The biggest issue with stuffed pizza is the amount of time you have to cook the blasted things. Assuming you’re using a deck oven, I honestly don’t see how there’d be much difference since the bottom of the pan is going to heat whether black or silver. You can’t reflect DIRECT heat.

One other thing I’d suggest… the nesting type pans. They aren’t good for pan pizzas unless you have the flat “lids” to go between the pizzas, but stuffed pizzas are made and cooked right then, so the storage space saved could be helpful. I doubt they’ll be a huge seller, but you still need enough pans to handle the 20-40 minute cook time.

Anyone try a cast iron skillet? They turn out fabulous.

I’ve found that when baking the stuffed pizzas in a deck oven I’ve got to put a screen under the pan(s) to keep the bottom from burning.

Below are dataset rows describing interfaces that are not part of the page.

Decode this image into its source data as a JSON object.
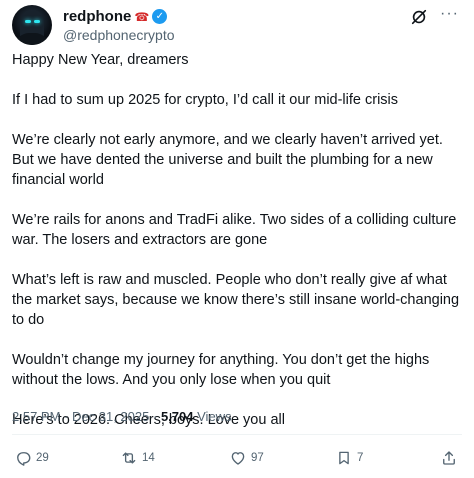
{
  "header": {
    "display_name": "redphone",
    "handle": "@redphonecrypto",
    "verified": true,
    "name_emoji_icon": "telephone-icon"
  },
  "tweet": {
    "paragraphs": [
      "Happy New Year, dreamers",
      "If I had to sum up 2025 for crypto, I’d call it our mid-life crisis",
      "We’re clearly not early anymore, and we clearly haven’t arrived yet. But we have dented the universe and built the plumbing for a new financial world",
      "We’re rails for anons and TradFi alike. Two sides of a colliding culture war. The losers and extractors are gone",
      "What’s left is raw and muscled. People who don’t really give af what the market says, because we know there’s still insane world-changing to do",
      "Wouldn’t change my journey for anything. You don’t get the highs without the lows. And you only lose when you quit",
      "Here’s to 2026. Cheers, boys. Love you all"
    ]
  },
  "meta": {
    "time": "2:57 PM",
    "separator": "·",
    "date": "Dec 31, 2025",
    "views_count": "5,704",
    "views_label": "Views"
  },
  "actions": {
    "replies": "29",
    "reposts": "14",
    "likes": "97",
    "bookmarks": "7"
  },
  "colors": {
    "text": "#0f1419",
    "secondary": "#536471",
    "verified": "#1d9bf0",
    "divider": "#eff3f4"
  }
}
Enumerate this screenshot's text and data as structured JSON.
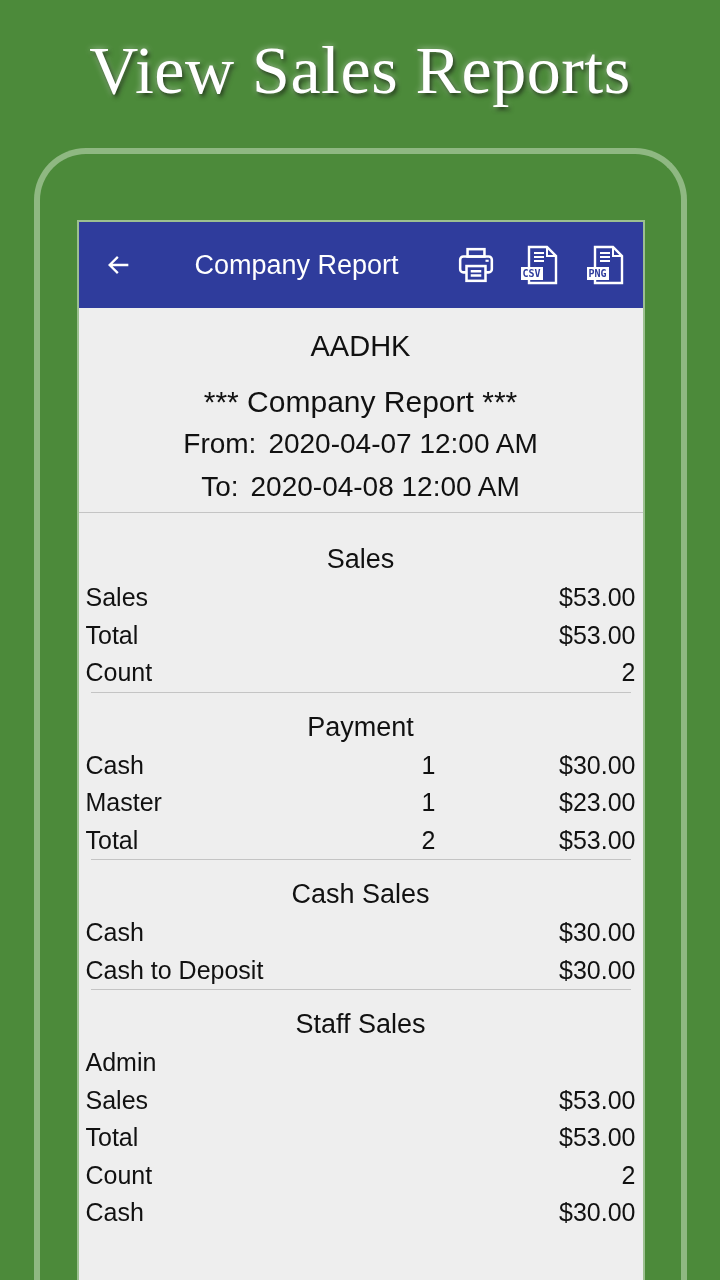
{
  "headline": "View Sales Reports",
  "app_bar": {
    "title": "Company Report",
    "actions": [
      {
        "kind": "print"
      },
      {
        "kind": "file",
        "label": "CSV"
      },
      {
        "kind": "file",
        "label": "PNG"
      }
    ]
  },
  "report": {
    "company": "AADHK",
    "title": "*** Company Report ***",
    "from_label": "From:",
    "from_value": "2020-04-07 12:00 AM",
    "to_label": "To:",
    "to_value": "2020-04-08 12:00 AM",
    "sections": [
      {
        "title": "Sales",
        "rows": [
          {
            "label": "Sales",
            "amount": "$53.00"
          },
          {
            "label": "Total",
            "amount": "$53.00"
          },
          {
            "label": "Count",
            "amount": "2"
          }
        ]
      },
      {
        "title": "Payment",
        "rows": [
          {
            "label": "Cash",
            "count": "1",
            "amount": "$30.00"
          },
          {
            "label": "Master",
            "count": "1",
            "amount": "$23.00"
          },
          {
            "label": "Total",
            "count": "2",
            "amount": "$53.00"
          }
        ]
      },
      {
        "title": "Cash Sales",
        "rows": [
          {
            "label": "Cash",
            "amount": "$30.00"
          },
          {
            "label": "Cash to Deposit",
            "amount": "$30.00"
          }
        ]
      },
      {
        "title": "Staff Sales",
        "rows": [
          {
            "label": "Admin"
          },
          {
            "label": "Sales",
            "amount": "$53.00"
          },
          {
            "label": "Total",
            "amount": "$53.00"
          },
          {
            "label": "Count",
            "amount": "2"
          },
          {
            "label": "Cash",
            "amount": "$30.00"
          }
        ]
      }
    ]
  }
}
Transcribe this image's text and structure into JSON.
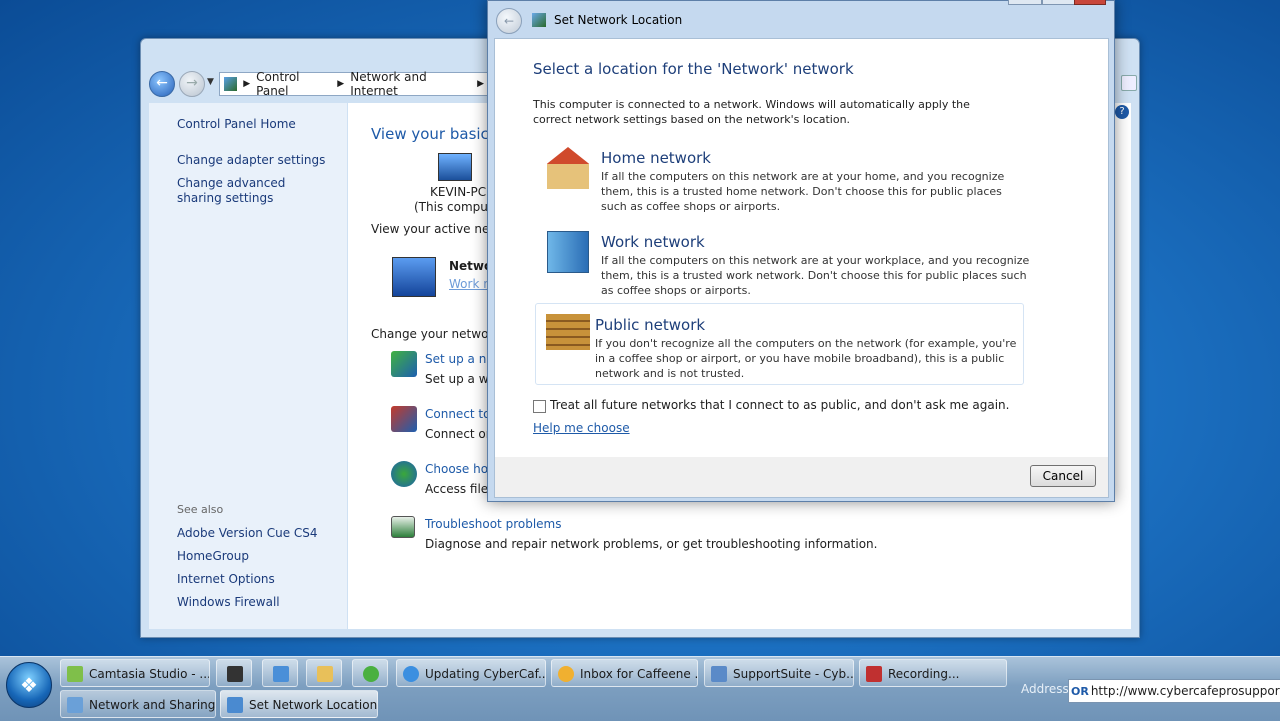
{
  "control_panel": {
    "breadcrumb": [
      "Control Panel",
      "Network and Internet"
    ],
    "left_links": [
      "Control Panel Home",
      "Change adapter settings",
      "Change advanced sharing settings"
    ],
    "see_also_label": "See also",
    "see_also": [
      "Adobe Version Cue CS4",
      "HomeGroup",
      "Internet Options",
      "Windows Firewall"
    ],
    "view_basic": "View your basic n",
    "computer_name": "KEVIN-PC",
    "computer_sub": "(This compute",
    "active_networks": "View your active netw",
    "network_name": "Netwo",
    "network_type_link": "Work n",
    "change_networking": "Change your networki",
    "tasks": [
      {
        "link": "Set up a new",
        "desc": "Set up a wir"
      },
      {
        "link": "Connect to",
        "desc": "Connect or"
      },
      {
        "link": "Choose hor",
        "desc": "Access files"
      },
      {
        "link": "Troubleshoot problems",
        "desc": "Diagnose and repair network problems, or get troubleshooting information."
      }
    ]
  },
  "dialog": {
    "title": "Set Network Location",
    "heading": "Select a location for the 'Network' network",
    "intro": "This computer is connected to a network. Windows will automatically apply the correct network settings based on the network's location.",
    "options": [
      {
        "title": "Home network",
        "desc": "If all the computers on this network are at your home, and you recognize them, this is a trusted home network.  Don't choose this for public places such as coffee shops or airports."
      },
      {
        "title": "Work network",
        "desc": "If all the computers on this network are at your workplace, and you recognize them, this is a trusted work network.  Don't choose this for public places such as coffee shops or airports."
      },
      {
        "title": "Public network",
        "desc": "If you don't recognize all the computers on the network (for example, you're in a coffee shop or airport, or you have mobile broadband), this is a public network and is not trusted."
      }
    ],
    "checkbox_label": "Treat all future networks that I connect to as public, and don't ask me again.",
    "help_link": "Help me choose",
    "cancel": "Cancel"
  },
  "taskbar": {
    "row1": [
      "Camtasia Studio - ...",
      "Updating CyberCaf...",
      "Inbox for Caffeene ...",
      "SupportSuite - Cyb...",
      "Recording..."
    ],
    "row2": [
      "Network and Sharing...",
      "Set Network Location"
    ],
    "address_label": "Address",
    "address_value": "http://www.cybercafeprosupport.co"
  }
}
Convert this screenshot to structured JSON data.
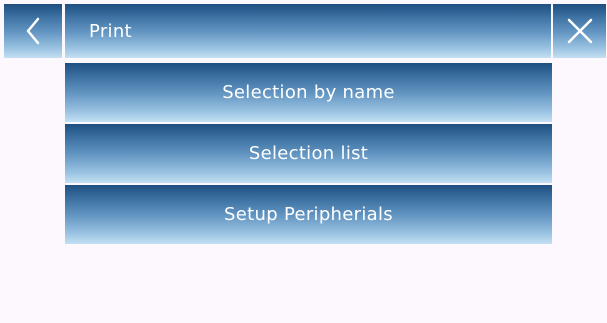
{
  "header": {
    "title": "Print",
    "back_icon": "chevron-left-icon",
    "close_icon": "close-icon"
  },
  "menu": {
    "items": [
      {
        "label": "Selection by name"
      },
      {
        "label": "Selection list"
      },
      {
        "label": "Setup Peripherials"
      }
    ]
  },
  "colors": {
    "background": "#fdf8fd",
    "button_gradient_top": "#1e4f80",
    "button_gradient_bottom": "#c4e0f2",
    "text": "#ffffff"
  }
}
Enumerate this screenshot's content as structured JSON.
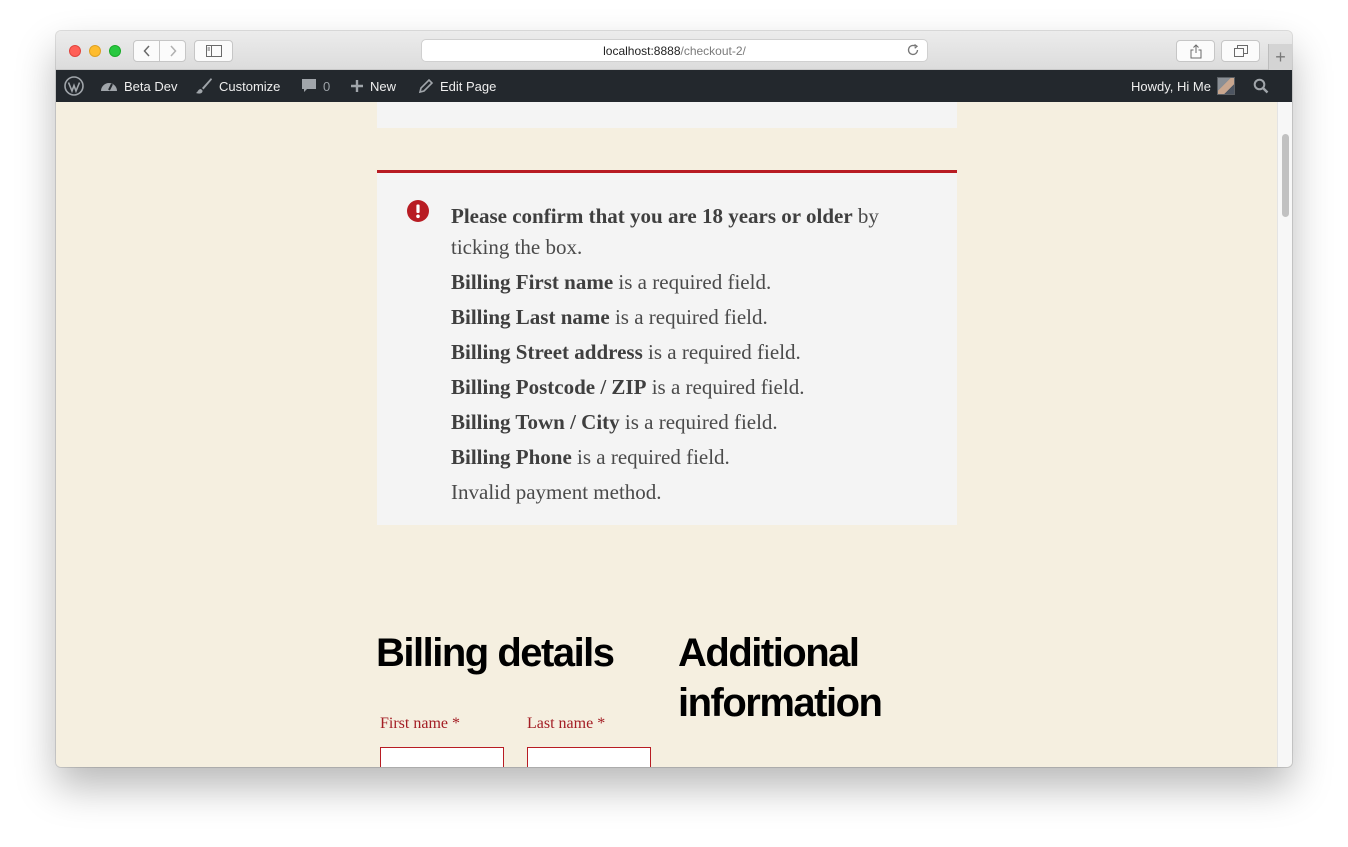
{
  "browser": {
    "url_host": "localhost:8888",
    "url_path": "/checkout-2/"
  },
  "adminbar": {
    "site_name": "Beta Dev",
    "customize": "Customize",
    "comments_count": "0",
    "new_label": "New",
    "edit_page": "Edit Page",
    "howdy": "Howdy, Hi Me"
  },
  "notice": {
    "errors": [
      {
        "bold": "Please confirm that you are 18 years or older",
        "rest": " by ticking the box."
      },
      {
        "bold": "Billing First name",
        "rest": " is a required field."
      },
      {
        "bold": "Billing Last name",
        "rest": " is a required field."
      },
      {
        "bold": "Billing Street address",
        "rest": " is a required field."
      },
      {
        "bold": "Billing Postcode / ZIP",
        "rest": " is a required field."
      },
      {
        "bold": "Billing Town / City",
        "rest": " is a required field."
      },
      {
        "bold": "Billing Phone",
        "rest": " is a required field."
      },
      {
        "bold": "",
        "rest": "Invalid payment method."
      }
    ],
    "accent": "#b81c23"
  },
  "billing": {
    "heading": "Billing details",
    "first_name_label": "First name",
    "last_name_label": "Last name",
    "required_mark": "*"
  },
  "additional": {
    "heading": "Additional information"
  }
}
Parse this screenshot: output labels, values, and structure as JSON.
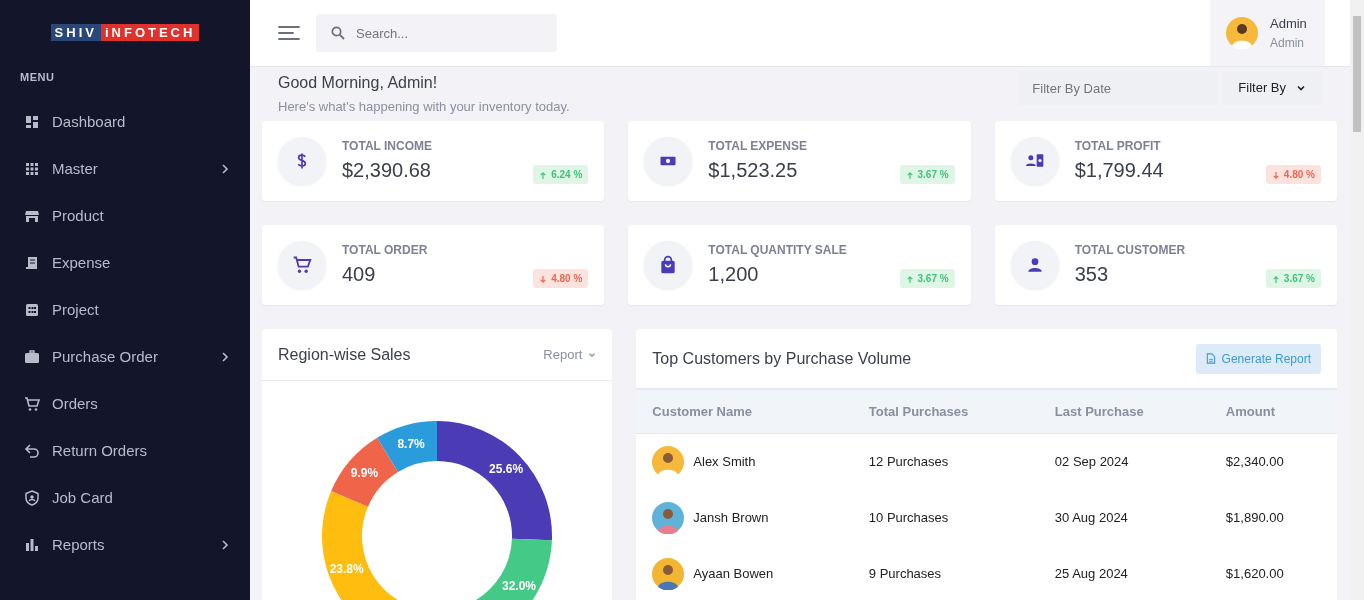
{
  "sidebar": {
    "logo": {
      "left": "SHIV",
      "right": "iNFOTECH"
    },
    "section": "MENU",
    "items": [
      {
        "label": "Dashboard",
        "submenu": false
      },
      {
        "label": "Master",
        "submenu": true
      },
      {
        "label": "Product",
        "submenu": false
      },
      {
        "label": "Expense",
        "submenu": false
      },
      {
        "label": "Project",
        "submenu": false
      },
      {
        "label": "Purchase Order",
        "submenu": true
      },
      {
        "label": "Orders",
        "submenu": false
      },
      {
        "label": "Return Orders",
        "submenu": false
      },
      {
        "label": "Job Card",
        "submenu": false
      },
      {
        "label": "Reports",
        "submenu": true
      }
    ]
  },
  "header": {
    "search": {
      "placeholder": "Search..."
    },
    "user": {
      "name": "Admin",
      "role": "Admin"
    }
  },
  "greeting": {
    "title": "Good Morning, Admin!",
    "subtitle": "Here's what's happening with your inventory today.",
    "date_filter": {
      "placeholder": "Filter By Date"
    },
    "filter_button": "Filter By"
  },
  "stats": [
    {
      "label": "TOTAL INCOME",
      "value": "$2,390.68",
      "change": "6.24 %",
      "increase": true
    },
    {
      "label": "TOTAL EXPENSE",
      "value": "$1,523.25",
      "change": "3.67 %",
      "increase": true
    },
    {
      "label": "TOTAL PROFIT",
      "value": "$1,799.44",
      "change": "4.80 %",
      "increase": false
    },
    {
      "label": "TOTAL ORDER",
      "value": "409",
      "change": "4.80 %",
      "increase": false
    },
    {
      "label": "TOTAL QUANTITY SALE",
      "value": "1,200",
      "change": "3.67 %",
      "increase": true
    },
    {
      "label": "TOTAL CUSTOMER",
      "value": "353",
      "change": "3.67 %",
      "increase": true
    }
  ],
  "region_sales": {
    "title": "Region-wise Sales",
    "menu": "Report",
    "chart_data": {
      "type": "donut",
      "values": [
        25.6,
        32.0,
        23.8,
        9.9,
        8.7
      ],
      "value_labels": [
        "25.6%",
        "32.0%",
        "23.8%",
        "9.9%",
        "8.7%"
      ]
    }
  },
  "top_customers": {
    "title": "Top Customers by Purchase Volume",
    "button": "Generate Report",
    "columns": [
      "Customer Name",
      "Total Purchases",
      "Last Purchase",
      "Amount"
    ],
    "rows": [
      {
        "name": "Alex Smith",
        "purchases": "12 Purchases",
        "last_purchase": "02 Sep 2024",
        "amount": "$2,340.00"
      },
      {
        "name": "Jansh Brown",
        "purchases": "10 Purchases",
        "last_purchase": "30 Aug 2024",
        "amount": "$1,890.00"
      },
      {
        "name": "Ayaan Bowen",
        "purchases": "9 Purchases",
        "last_purchase": "25 Aug 2024",
        "amount": "$1,620.00"
      }
    ]
  }
}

I typically bake these puppies at 425 to not more than 450F. If you opt to use the spun aluminum pans (silver colored) be sure to season the pans before using them or you’ll never get the pizza out of the pan. My preference is to use the dark colored, anodized pans because thet bake more uniformly. If you use shortening or margarine in the pans rather than oil the assembly of the stuffed pizza will be a lot easier. Remove the baked pizza from the pan as soon as you remove it from the oven (a long, thin blade spatula helps in getting the pizza out of the pan, as do the correct pan grippers), then allow the pizza to set-up for a couple minutes before cutting it with a rocker knife and serving it with knife and fork. This is actually my own personal favorite when it comes to pizza. I used to do a lot of work with Ed Jacobson (Edwardo’s) up in Chicago, Illinois many years ago and I really took a liking to his pizzas.
Tom Lehmann/The Dough Doctor

I use 1" Silver pans for my “pan” pizza, i use Spray butter on the pan then place the dough skin on it. On the bottom rack of my Deck oven it cooks perfectly. On the top rack the cheese (cheese being on top) cooks long before the crust… so after the top is finished I have to put the pan on the very bottom of the oven to hurry up and cook before the cheese burns.

Seeing as though the “stuffed” will go: Crust-toppings-cheese-crust-sauce… should I get a Lid for it so the sauce dosent burn on top? or will the lid cause some other type of problems?

Thanks again!

One of the secrets to speeding up stuffed pizza is to put it in without sauce on top. Tear a few holes in the top of the crust to let the steam out. About half way through the baking process, pull the pizza out, put the sauce on, and put it back in.

A 1-inch deep pan is pretty shallow for a stuffed pizza, at least the type that I’m used to. I’ve seen some operators cover the pizzas with a piece of foil to protect the sauce or cheese from scorching/burning. You don’t need to crimp it on or even have it tight fitting, just tenting it over the pan seems to work pretty well.
Tom Lehmann/The Dough Doctor

sorry, let me rephrase… i currently use 1" silver pans for my “pan” pizzas… i’m looking into getting the 2" pans for the stuffed.

That makes sense.
Tom Lehmann/TDD